By Alison Giffen and Guy Hammond – Ten years ago, the United Nations Security Council began committing its peacekeepers to protect civilians and prevent the sorts of atrocities that occurred in Rwanda and Srebrenica in the mid-1990s. But promising and providing protection are two different things, as peacekeepers have found in Sudan, the Democratic Republic of Congo, and elsewhere.
Protection, it turns out, is much harder than it sounds. Peacekeepers cannot be everywhere all the time, are usually too few to protect everybody in a country, a province, or even a city simultaneously, and have had little guidance on goals, doctrine, strategy, or training. Since a dozen different countries may send troops to a given UN operation, the result is a lot of confusion and rather little protection.
A UN-commissioned independent study released in late 2009 (in which the Spotlight authors participated) took a close look at the making, interpreting, and implementing of Security Council mandates for protection of civilians. The study found very little clarity on what protection means to those who are supposed to be offering it and confirmed the dearth of guidance on how to protect.
Two conflicting trends contribute to the problem: First, many different groups stake a claim to be protectors, and they all mean something different by the word. Policymakers, human rights advocates, humanitarian aid providers, police, and military peacekeepers each have pushed and pulled at the norm in an effort to better protect civilians but in ways that best fit their particular métier, resulting in a broad, ill-defined and evolving concept. Second, actors that oppose peacekeepers in general, and the protection mission in particular – including states and non state actors – have used a variety of strategies to limit and undermine the development of the norm, using sanctity of sovereignty as a shield against intrusion of increasingly accepted human rights norms. These contradictory dynamics have also sapped the leadership roles of the Security Council, UN headquarters and peacekeeping mission leadership. As a result, peacekeepers don’t know whether, when or how to protect civilians in the midst of conflict or its immediate aftermath.
The independent study recommended ways to alleviate conceptual confusion and address gaps in policy guidance, planning, and preparedness. Many of its recommendations were reflected in a November 2009 Security Council resolution on the protection of civilians in armed conflict (S/Res/1894), which recognized the need to consider threats to civilians in early phases of mandate drafting, requested that the Secretary-General develop an operational concept for protection of civilians, and also requested that comprehensive protection strategies be developed by peacekeeping missions.
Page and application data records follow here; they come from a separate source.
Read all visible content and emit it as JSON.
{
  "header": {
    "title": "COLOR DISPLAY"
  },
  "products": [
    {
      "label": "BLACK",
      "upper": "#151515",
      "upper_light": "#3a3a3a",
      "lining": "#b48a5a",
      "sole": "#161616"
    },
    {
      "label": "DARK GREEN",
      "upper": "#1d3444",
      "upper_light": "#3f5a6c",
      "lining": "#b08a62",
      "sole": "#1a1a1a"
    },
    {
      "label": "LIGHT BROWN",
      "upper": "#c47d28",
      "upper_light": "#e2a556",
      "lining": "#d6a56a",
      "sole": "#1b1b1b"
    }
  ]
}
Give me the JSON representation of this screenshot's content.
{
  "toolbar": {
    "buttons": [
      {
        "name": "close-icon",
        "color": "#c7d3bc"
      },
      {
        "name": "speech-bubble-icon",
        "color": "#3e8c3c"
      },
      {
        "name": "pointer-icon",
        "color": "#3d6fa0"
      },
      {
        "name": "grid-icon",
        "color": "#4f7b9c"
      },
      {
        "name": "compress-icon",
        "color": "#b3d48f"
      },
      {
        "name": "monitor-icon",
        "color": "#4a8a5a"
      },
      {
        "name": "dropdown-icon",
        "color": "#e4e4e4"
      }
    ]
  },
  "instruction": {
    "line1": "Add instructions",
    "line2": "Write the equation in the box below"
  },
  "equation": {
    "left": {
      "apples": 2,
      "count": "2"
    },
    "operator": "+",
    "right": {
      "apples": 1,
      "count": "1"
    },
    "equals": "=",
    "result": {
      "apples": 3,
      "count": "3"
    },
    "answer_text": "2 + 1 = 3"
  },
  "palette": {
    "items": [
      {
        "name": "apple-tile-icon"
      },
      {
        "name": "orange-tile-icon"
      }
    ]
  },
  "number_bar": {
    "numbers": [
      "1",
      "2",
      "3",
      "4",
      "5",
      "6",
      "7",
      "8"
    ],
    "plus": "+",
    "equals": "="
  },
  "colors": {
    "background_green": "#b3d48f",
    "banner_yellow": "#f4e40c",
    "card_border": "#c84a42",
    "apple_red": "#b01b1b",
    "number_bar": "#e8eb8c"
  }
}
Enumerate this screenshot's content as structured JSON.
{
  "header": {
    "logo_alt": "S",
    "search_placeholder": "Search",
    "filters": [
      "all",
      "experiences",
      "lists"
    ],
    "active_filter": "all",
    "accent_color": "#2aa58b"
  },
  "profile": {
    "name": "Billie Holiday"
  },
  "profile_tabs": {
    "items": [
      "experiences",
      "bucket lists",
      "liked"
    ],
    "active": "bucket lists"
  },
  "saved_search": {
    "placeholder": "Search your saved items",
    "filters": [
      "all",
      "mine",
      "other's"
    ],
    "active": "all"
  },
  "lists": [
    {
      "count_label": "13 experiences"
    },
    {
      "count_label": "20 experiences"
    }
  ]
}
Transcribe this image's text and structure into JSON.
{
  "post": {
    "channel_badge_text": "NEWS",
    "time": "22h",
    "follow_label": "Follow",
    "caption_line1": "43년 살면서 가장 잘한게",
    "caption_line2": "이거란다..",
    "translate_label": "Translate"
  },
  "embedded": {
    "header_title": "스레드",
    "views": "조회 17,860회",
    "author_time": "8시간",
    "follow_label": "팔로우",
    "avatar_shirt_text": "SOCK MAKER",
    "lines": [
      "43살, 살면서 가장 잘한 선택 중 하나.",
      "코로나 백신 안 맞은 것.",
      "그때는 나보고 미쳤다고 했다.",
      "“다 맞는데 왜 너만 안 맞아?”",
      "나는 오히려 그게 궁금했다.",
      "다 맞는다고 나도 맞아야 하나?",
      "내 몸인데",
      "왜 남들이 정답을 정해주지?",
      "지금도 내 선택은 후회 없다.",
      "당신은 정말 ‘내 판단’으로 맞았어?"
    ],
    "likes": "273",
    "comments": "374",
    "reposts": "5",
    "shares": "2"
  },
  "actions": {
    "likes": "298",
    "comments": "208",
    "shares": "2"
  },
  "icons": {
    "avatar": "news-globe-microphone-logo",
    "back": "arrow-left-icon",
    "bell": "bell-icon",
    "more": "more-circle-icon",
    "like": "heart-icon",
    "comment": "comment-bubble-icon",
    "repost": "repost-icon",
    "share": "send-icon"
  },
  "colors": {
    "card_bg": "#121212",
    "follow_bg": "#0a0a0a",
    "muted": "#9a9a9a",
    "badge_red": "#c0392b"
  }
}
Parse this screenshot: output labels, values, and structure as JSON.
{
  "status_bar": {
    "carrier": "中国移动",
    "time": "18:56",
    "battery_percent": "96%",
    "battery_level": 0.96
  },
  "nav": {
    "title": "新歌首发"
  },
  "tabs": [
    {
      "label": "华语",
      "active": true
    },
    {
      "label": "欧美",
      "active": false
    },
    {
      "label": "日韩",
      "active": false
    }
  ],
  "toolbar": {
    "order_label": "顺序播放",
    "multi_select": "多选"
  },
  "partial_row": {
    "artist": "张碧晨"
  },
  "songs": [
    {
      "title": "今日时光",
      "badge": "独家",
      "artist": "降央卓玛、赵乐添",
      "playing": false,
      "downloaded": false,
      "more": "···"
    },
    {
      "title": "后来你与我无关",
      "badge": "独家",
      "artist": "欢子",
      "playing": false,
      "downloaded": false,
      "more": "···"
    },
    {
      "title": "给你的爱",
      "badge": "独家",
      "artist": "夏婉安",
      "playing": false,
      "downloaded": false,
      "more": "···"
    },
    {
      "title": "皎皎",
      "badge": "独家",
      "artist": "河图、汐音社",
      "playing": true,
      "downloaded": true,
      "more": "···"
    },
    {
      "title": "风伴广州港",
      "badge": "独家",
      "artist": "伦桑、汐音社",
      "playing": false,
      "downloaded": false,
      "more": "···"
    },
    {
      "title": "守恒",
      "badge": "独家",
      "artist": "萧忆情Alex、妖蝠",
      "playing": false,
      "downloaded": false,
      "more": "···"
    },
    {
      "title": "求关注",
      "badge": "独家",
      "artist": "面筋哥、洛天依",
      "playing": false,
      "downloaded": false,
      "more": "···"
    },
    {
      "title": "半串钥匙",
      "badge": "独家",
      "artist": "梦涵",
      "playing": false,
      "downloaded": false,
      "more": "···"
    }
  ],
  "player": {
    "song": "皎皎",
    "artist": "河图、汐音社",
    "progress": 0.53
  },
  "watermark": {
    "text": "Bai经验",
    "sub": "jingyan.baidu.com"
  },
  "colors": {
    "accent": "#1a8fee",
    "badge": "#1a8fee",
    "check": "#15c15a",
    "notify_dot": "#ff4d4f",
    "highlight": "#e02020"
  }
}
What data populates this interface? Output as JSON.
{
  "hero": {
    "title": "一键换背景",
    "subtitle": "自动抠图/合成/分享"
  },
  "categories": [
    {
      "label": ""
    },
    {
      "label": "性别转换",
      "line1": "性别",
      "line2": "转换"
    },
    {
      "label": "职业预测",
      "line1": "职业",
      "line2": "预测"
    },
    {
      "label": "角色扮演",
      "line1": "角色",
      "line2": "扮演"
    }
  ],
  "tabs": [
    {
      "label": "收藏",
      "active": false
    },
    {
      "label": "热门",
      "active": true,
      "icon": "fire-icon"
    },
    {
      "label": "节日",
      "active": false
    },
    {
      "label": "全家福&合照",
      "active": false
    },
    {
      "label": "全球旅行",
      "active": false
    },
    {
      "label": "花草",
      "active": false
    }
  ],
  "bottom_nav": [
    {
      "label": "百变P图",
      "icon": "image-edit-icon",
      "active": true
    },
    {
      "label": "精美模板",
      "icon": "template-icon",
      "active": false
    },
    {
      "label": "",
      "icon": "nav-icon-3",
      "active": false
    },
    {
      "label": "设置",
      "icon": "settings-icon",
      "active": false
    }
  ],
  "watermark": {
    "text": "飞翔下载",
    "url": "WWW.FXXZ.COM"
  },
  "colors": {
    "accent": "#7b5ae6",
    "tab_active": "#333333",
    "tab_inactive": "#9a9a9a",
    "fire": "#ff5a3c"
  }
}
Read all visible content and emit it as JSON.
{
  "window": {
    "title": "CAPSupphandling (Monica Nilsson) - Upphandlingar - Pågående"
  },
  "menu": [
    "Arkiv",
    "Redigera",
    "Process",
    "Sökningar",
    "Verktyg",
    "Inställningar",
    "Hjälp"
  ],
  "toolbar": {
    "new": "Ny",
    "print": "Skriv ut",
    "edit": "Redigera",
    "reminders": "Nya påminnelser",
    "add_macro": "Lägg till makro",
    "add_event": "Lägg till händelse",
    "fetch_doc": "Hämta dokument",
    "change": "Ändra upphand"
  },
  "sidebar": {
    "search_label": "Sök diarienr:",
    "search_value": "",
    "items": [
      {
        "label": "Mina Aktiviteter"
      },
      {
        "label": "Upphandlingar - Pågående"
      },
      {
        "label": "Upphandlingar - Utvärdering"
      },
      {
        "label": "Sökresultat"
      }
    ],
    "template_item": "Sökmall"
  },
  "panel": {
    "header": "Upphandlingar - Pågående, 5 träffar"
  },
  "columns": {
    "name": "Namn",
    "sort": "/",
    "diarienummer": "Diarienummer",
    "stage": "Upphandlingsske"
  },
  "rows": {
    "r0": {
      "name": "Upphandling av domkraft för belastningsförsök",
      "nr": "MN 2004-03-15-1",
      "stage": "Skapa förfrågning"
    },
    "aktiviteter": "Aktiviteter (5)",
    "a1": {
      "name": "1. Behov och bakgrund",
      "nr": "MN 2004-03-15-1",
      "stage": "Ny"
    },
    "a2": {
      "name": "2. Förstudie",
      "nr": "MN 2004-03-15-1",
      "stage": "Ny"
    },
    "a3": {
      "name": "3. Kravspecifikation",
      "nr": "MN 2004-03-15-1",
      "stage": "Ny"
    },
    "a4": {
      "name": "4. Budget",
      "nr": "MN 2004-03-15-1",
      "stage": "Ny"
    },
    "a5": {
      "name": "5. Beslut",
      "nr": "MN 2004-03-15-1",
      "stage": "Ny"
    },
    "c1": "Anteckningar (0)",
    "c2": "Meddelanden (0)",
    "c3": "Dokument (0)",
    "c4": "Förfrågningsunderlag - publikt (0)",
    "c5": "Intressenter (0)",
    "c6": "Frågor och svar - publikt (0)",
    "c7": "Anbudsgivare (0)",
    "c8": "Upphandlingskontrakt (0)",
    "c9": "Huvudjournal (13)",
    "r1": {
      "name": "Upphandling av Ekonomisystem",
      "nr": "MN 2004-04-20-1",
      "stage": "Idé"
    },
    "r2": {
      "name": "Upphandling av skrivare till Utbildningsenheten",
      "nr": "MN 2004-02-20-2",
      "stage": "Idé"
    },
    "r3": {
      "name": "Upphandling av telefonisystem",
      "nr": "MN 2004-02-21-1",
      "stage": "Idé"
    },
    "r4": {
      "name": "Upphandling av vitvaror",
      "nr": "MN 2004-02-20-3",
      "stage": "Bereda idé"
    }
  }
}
This language was unique in its clear recognition of the gaps undermining effective protection in the field and its equally clear requests that they be addressed.
As the Council requested that new guidance be developed in consultation with troop and police contributing countries, the UN Secretariat penned a draft operational concept and presented it to the 2010 session of the UN General Assembly’s Special Committee on Peacekeeping Operations. This committee of 144 troop and police contributing countries is, in its words, “the only UN forum mandated to review comprehensively the whole question of peacekeeping in all their aspects.” Established in 1965, it has all the virtues of any 45-year-old collective intergovernmental body operating by consensus, but advancing the norm of protecting civilians requires that consensus.
The Special Committee is afflicted not just by the usual North-South politics of the UN but by a few countries bent on stunting progress on protection, despite the impatience of many troop and police contributing countries to clarify what they are being asked to do and to get out and do it. Still, last year, protection of civilians made it onto the Committee’s agenda, and this year, the opening statements of nearly every member state, including leaders of the Global South, acknowledged the important role that peacekeeping can play in the protection of civilians. The committee’s annual report, now being finalized for release this week, includes extensive references to the protection of civilians and asks the Secretary-General to develop a strategic framework on the protection of civilians and training modules on the subject for all peacekeeping personnel.
The Committee’s 2010 report is an important sign that debate is moving past the political question of whether to protect civilians to the practical question of how to protect them. There is still a long way to go on this subject, but increasing consensus around what the concept of protection means in peacekeeping, and development of guidance for mission leaders and mission personnel are essential steps forward, with more to be taken. The legitimacy and credibility of peacekeeping depends on it.
Image courtesy of Ireland’s Department of Defense: http://www.military.ie/overseas/ops/africa/chad/MINURCAT/index.htm